My five year-old grandson Peter Scott, affectionately known as “Petey,” is a most confident and creative little person. He is very bright and knows everything (just ask him). When he was four he proudly announced that he was much smarter than me. In fact, he may be the only five year-old (in his mind) with advanced degrees.
He leads many secret lives and moves through one escapade after another. Thus was born the “Professor Petey Adventures,” playfully conjured up by Pete, with photos mostly provided by his Mom, and shamelessly embellished by his Papa (me). Join us on an exhilarating trip into the bizarre, the mysterious, and the unknown!

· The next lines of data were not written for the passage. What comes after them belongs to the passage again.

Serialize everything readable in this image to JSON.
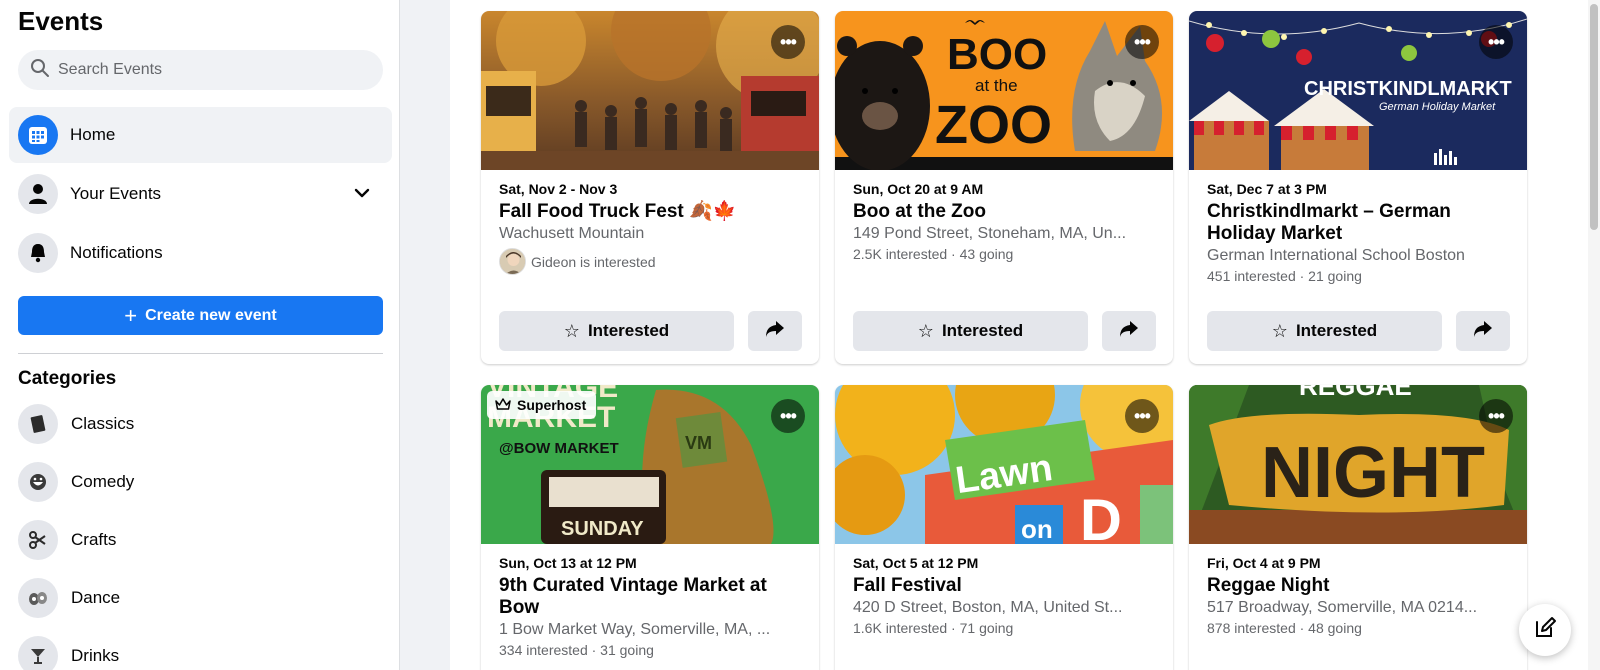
{
  "sidebar": {
    "title": "Events",
    "search_placeholder": "Search Events",
    "nav": [
      {
        "label": "Home",
        "icon": "calendar-icon",
        "active": true
      },
      {
        "label": "Your Events",
        "icon": "person-icon"
      },
      {
        "label": "Notifications",
        "icon": "bell-icon"
      }
    ],
    "create_label": "Create new event",
    "categories_title": "Categories",
    "categories": [
      {
        "label": "Classics",
        "icon": "book-icon"
      },
      {
        "label": "Comedy",
        "icon": "laugh-icon"
      },
      {
        "label": "Crafts",
        "icon": "scissors-icon"
      },
      {
        "label": "Dance",
        "icon": "dance-shoes-icon"
      },
      {
        "label": "Drinks",
        "icon": "cocktail-icon"
      }
    ]
  },
  "events": [
    {
      "date": "Sat, Nov 2 - Nov 3",
      "title": "Fall Food Truck Fest 🍂🍁",
      "location": "Wachusett Mountain",
      "friend": "Gideon is interested",
      "button": "Interested"
    },
    {
      "date": "Sun, Oct 20 at 9 AM",
      "title": "Boo at the Zoo",
      "location": "149 Pond Street, Stoneham, MA, Un...",
      "stats": "2.5K interested · 43 going",
      "button": "Interested",
      "image_text": {
        "boo": "BOO",
        "at_the": "at the",
        "zoo": "ZOO"
      }
    },
    {
      "date": "Sat, Dec 7 at 3 PM",
      "title": "Christkindlmarkt – German Holiday Market",
      "location": "German International School Boston",
      "stats": "451 interested · 21 going",
      "button": "Interested",
      "image_text": {
        "main": "CHRISTKINDLMARKT",
        "sub": "German Holiday Market"
      }
    },
    {
      "date": "Sun, Oct 13 at 12 PM",
      "title": "9th Curated Vintage Market at Bow",
      "location": "1 Bow Market Way, Somerville, MA, ...",
      "stats": "334 interested · 31 going",
      "badge": "Superhost",
      "image_text": {
        "top": "VINTAGE",
        "market": "MARKET",
        "bow": "@BOW MARKET",
        "day": "SUNDAY",
        "vm": "VM"
      }
    },
    {
      "date": "Sat, Oct 5 at 12 PM",
      "title": "Fall Festival",
      "location": "420 D Street, Boston, MA, United St...",
      "stats": "1.6K interested · 71 going",
      "image_text": {
        "lawn": "Lawn",
        "on": "on",
        "d": "D"
      }
    },
    {
      "date": "Fri, Oct 4 at 9 PM",
      "title": "Reggae Night",
      "location": "517 Broadway, Somerville, MA 0214...",
      "stats": "878 interested · 48 going",
      "image_text": {
        "top": "REGGAE",
        "night": "NIGHT"
      }
    }
  ],
  "colors": {
    "accent": "#1877f2",
    "secondary_text": "#65676b"
  }
}
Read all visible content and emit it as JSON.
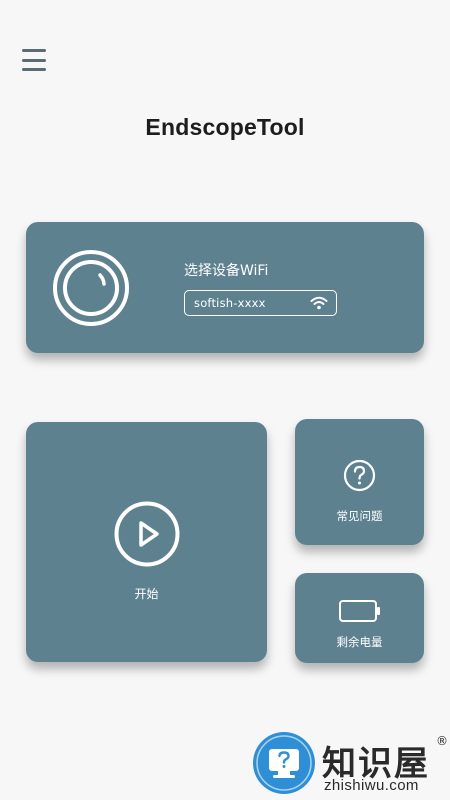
{
  "header": {
    "menu_icon": "hamburger-menu-icon",
    "title": "EndscopeTool"
  },
  "wifi_card": {
    "icon": "camera-lens-icon",
    "label": "选择设备WiFi",
    "selected_wifi": "softish-xxxx",
    "wifi_icon": "wifi-signal-icon"
  },
  "start_card": {
    "icon": "play-circle-icon",
    "label": "开始"
  },
  "faq_card": {
    "icon": "question-circle-icon",
    "label": "常见问题"
  },
  "battery_card": {
    "icon": "battery-icon",
    "label": "剩余电量"
  },
  "watermark": {
    "brand": "知识屋",
    "registered": "®",
    "domain": "zhishiwu.com"
  },
  "colors": {
    "card": "#5e8190",
    "background": "#f7f7f7",
    "title": "#1d1d1d",
    "menu_icon": "#5b6b72",
    "watermark_blue": "#2f8fd6"
  }
}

Paleontology professor Petey at the museum, standing in front of a mastodon skeleton. An extinct group of mammal species related to elephants, they inhabited North and Central America and became extinct at the end of the Pleistocene era some 10,000 to 11,000 years ago. Of the genus Mammut, they were members of the order Proboscidea. They lived in herds and fed on a mixed
Professor Petey, when enervated by the demands of defending his radical hypotheses in the lofty circles of academia he inhabits, often channels his alter ego “Mowgli Piti,” a feral orphan child of British missionaries who were dispatched by the vicious Kimpurushas tribe. Mowgli Piti was raised by Nilgiri Leaf Monkeys and befriended by a kindly old Indian white-rumped vulture named Manjunatha. In the wild